7) Use 360 Degree Feedback
To give your remote employee valuable feedback, it’s important to gather input from workers and clients who work directly with them. 360 degree feedback allows each individual to understand how their effectiveness as an employee, coworker, or staff member is viewed by others. It also give managers a broader, richer perspective on their employees’ performance.
Which Kind of Personality Thrives in a Virtual Workspace?
When Pearn Kandola conducted their study, they assumed, as most of us would, that introverted personality types would thrive in a virtual work setting. After all, they tend to be shy and keep to themselves.
The researchers were very surprised to discover that in fact, extroverts are better suited to remote work. They get their energy and motivation from keeping in touch with people and going out and meeting with clients. Because of the reduced contact introverts have with people, they are less likely to keep in touch with their team members. Extroverts appreciate being trusted to work independently and usually enjoy the flexibility that comes with the territory. [Source]

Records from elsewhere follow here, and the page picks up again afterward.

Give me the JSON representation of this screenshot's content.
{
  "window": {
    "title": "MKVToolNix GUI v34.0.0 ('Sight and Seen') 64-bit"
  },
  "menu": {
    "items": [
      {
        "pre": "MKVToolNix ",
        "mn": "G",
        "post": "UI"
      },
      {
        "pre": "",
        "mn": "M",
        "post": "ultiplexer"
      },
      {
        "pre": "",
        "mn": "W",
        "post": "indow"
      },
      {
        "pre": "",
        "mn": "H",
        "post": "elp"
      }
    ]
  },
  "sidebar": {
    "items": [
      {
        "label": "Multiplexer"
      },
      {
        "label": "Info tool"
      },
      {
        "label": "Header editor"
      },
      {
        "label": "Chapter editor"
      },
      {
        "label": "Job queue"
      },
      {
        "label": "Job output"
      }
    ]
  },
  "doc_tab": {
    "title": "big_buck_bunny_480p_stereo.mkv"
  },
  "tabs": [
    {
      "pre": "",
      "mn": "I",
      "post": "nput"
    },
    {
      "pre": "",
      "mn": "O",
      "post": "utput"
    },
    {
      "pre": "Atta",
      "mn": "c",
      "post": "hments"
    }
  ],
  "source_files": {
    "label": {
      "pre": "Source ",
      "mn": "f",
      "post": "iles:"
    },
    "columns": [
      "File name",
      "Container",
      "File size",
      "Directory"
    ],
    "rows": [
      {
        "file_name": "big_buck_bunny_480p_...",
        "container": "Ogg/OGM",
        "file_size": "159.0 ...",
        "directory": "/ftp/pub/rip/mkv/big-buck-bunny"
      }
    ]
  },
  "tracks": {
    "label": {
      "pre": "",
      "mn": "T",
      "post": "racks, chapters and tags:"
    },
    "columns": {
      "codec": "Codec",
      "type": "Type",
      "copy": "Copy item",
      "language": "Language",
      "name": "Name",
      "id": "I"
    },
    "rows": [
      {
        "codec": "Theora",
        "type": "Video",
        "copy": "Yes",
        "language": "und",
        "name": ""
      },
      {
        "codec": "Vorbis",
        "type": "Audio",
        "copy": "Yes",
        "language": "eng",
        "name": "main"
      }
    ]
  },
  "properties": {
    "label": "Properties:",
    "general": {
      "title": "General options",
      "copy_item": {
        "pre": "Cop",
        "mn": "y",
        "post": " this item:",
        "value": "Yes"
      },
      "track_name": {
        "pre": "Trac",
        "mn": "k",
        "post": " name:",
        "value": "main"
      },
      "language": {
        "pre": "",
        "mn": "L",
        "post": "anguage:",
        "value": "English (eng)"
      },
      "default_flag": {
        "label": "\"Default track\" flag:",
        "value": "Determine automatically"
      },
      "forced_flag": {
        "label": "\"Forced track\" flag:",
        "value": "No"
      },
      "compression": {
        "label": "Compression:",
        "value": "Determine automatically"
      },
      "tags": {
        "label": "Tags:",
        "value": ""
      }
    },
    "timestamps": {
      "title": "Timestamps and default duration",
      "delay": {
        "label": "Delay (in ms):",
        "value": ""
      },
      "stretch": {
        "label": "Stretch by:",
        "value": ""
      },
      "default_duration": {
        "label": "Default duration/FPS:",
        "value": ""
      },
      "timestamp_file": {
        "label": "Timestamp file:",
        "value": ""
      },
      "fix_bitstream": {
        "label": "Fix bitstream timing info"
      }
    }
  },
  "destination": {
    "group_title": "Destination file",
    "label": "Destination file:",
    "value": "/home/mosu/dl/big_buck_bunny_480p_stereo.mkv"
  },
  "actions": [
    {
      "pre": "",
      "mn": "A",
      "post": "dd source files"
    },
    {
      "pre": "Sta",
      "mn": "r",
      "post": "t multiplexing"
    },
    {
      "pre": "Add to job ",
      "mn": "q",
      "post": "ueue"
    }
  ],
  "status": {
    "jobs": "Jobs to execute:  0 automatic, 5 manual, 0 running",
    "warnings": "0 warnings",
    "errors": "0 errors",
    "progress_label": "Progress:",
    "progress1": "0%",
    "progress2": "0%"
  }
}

Managing remote employees has its challenges but with digital access to information being so pervasive, more and more businesses are beginning to see that remote work can in fact increase corporate productivity and competitiveness. Managers of remote workers just need to adjust their management practices to overcome the distance and effectively support their remote employees’ performance.